#### Provided data

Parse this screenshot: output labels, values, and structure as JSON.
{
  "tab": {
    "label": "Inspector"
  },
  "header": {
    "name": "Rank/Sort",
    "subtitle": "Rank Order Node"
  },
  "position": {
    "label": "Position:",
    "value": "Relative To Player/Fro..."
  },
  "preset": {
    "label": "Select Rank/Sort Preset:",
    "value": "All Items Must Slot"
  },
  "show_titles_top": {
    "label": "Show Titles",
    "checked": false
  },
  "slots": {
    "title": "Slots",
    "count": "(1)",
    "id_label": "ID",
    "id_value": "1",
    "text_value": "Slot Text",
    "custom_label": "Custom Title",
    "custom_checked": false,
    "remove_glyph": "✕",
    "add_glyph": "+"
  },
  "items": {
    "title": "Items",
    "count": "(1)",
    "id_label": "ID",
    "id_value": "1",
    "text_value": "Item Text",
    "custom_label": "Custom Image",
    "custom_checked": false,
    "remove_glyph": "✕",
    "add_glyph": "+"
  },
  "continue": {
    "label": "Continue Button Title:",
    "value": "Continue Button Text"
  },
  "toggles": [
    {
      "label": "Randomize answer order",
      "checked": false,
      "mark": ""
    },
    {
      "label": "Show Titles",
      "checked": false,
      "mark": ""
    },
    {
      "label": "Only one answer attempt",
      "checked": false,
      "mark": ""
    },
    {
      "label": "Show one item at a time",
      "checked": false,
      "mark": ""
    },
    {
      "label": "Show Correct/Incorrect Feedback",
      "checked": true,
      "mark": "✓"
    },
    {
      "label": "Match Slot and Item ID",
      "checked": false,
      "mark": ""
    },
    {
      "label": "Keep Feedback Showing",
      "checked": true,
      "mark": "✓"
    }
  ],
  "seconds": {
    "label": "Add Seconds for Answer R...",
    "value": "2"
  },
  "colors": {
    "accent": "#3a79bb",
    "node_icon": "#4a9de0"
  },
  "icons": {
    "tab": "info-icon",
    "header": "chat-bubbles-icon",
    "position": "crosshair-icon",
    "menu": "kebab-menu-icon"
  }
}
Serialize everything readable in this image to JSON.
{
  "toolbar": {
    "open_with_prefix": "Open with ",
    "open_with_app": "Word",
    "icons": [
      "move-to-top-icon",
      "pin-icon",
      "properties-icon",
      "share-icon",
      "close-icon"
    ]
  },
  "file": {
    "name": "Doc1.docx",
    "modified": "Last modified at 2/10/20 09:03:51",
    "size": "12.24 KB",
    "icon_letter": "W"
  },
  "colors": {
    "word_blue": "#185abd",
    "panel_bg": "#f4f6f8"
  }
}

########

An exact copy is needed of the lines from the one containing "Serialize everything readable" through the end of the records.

Serialize everything readable in this image to JSON.
{
  "toolbar": {
    "open_with_prefix": "Open with ",
    "open_with_app": "Word",
    "icons": [
      "move-to-top-icon",
      "pin-icon",
      "properties-icon",
      "share-icon",
      "close-icon"
    ]
  },
  "file": {
    "name": "Doc1.docx",
    "modified": "Last modified at 2/10/20 09:03:51",
    "size": "12.24 KB",
    "icon_letter": "W"
  },
  "colors": {
    "word_blue": "#185abd",
    "panel_bg": "#f4f6f8"
  }
}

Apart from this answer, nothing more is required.